An area of financial concern for property owners is that seismic damage is not covered by homeowners insurance. An earthquake insurance endorsement must be added to a policy. Briggs noted that many property owners might not be aware of this situation or can not afford it.
“A study from the Missouri State Department of Insurance found that only 20 percent of people have earthquake insurance,” he said. “You buy your standard homeowner’s insurance, but it does not cover earthquake and flood damage. You have to buy an endorsement that cost additional money. As you get closer to the New Madrid Seismic Zone, since the year 2000 the premiums have gone up more than 600 percent.
“If you decide you want that insurance, it typically comes with a 20 percent out-of-pocket deductible. If you have a $150,000 house, you’re still going to be out of pocket $30,000. For these reasons, it’s going to be a very difficult recovery process. Many homeowners are not going to have any money to rebuild.”
Briggs observed that the way a building was constructed will determine whether it will remain intact or not during a catastrophic earthquake event.
“The buildings at biggest risk are unreinforced masonry brick buildings — the old brick buildings,” he said. “The more modern, recently constructed masonry buildings have a lot of steel reinforcement in them. They will do better. Wood buildings will hold up well because wood has a little flexibility in it. If you think about downtown St. Louis, there are literally thousands of old brick buildings.
“That’s really going to be a big problem for the St. Louis area and any historic center. A lot of bridges are not built to withstand seismic events. Some have been retrofitted — had some reinforcement added to them. And some of the bridges that do survive — the approaches to them being dirt-filled — those might not survive.”
Briggs offered statistics showing that should an earthquake happen today on the scale of the 1811-1812 event, it has the potential to be by far the most expensive and deadliest catastrophe in American history.
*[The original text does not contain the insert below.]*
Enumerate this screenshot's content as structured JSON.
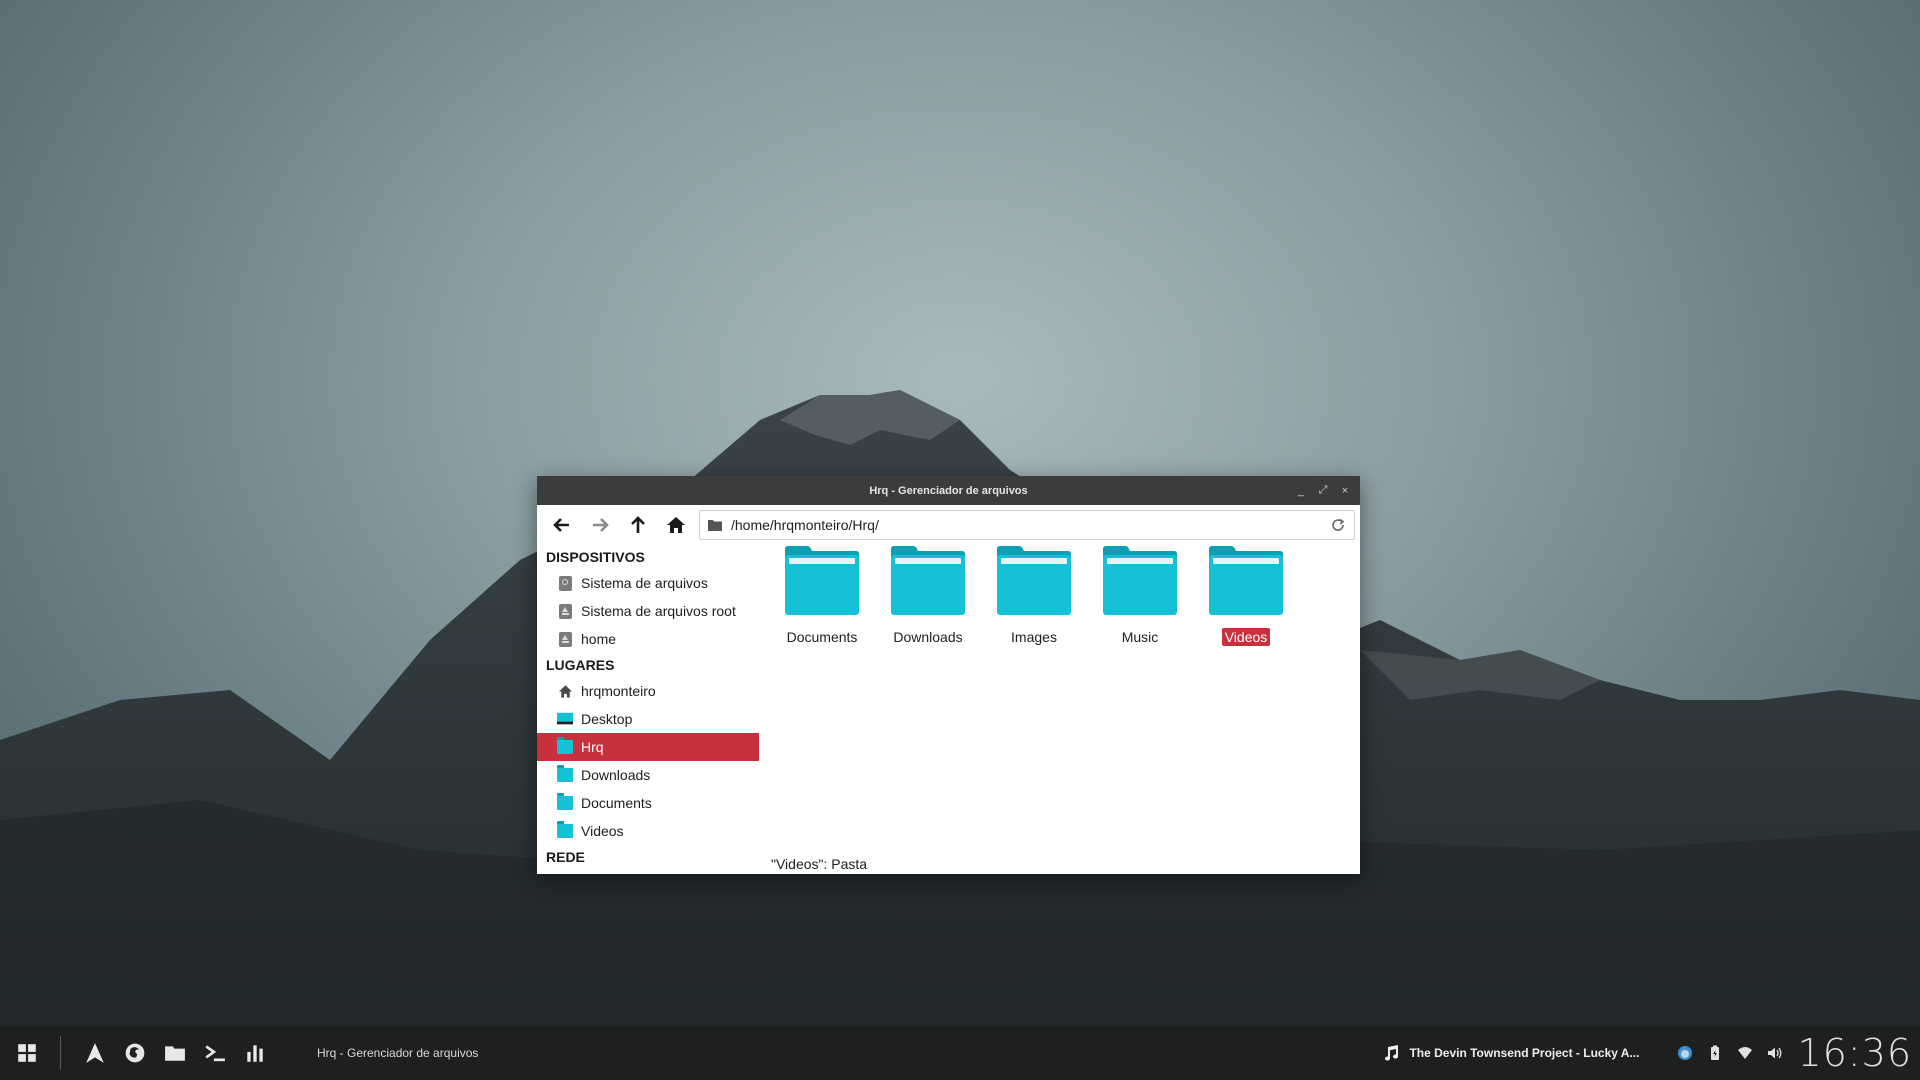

“In an eight-state area it is predicted that more than 82,000 injuries and about 3,500 fatalities would occur,” he said. “Almost $300 billion in losses. More than 2.5 million people will be without power. More than a million people without water.
“This will last for quite a while. It’s going to be difficult to get in and restore these services. The aftershocks are going to keep happening, so if you get it fixed it might get damaged again. If you live in the seismic zone be ready to live on your own for at least two weeks.”
According to Briggs, the biggest risk of injury in the developed world after an earthquake is falling debris. Some basic tips for homeowners to reduce damage and injury include securing of water heaters by strapping them to the wall because this may be the only source of water after an earthquake; store heavy objects on low shelves; and anchor tall furniture to a wall or move it to where it can not fall over and cause injury.
During an earthquake, Briggs recommended taking these actions: If possible, crawl underneath a desk or table to shelter from debris; if in bed, turn over face down and cover your head with a pillow; and make sure ahead of time that there is nothing heavy that will fall on your bed.
If driving, pull to the side of the road. Make sure nothing nearby will fall on the vehicle and stay in the car. The car is one’s best protection against debris. If outside, a person should try to get away from anything that could fall on them. Instead, they should lay face down and cover their head with their arms.
For additional information, go to Shakeout.org for earthquake drill information.
“Historically this is the most active earthquake seismic zone in the United States east of the Rocky Mountains.” Jeff Briggs, SEMA
Mark Marberry is a reporter for the Farmington Press and Daily Journal. He can be reached at 573-518-3629, or at firstname.lastname@example.org.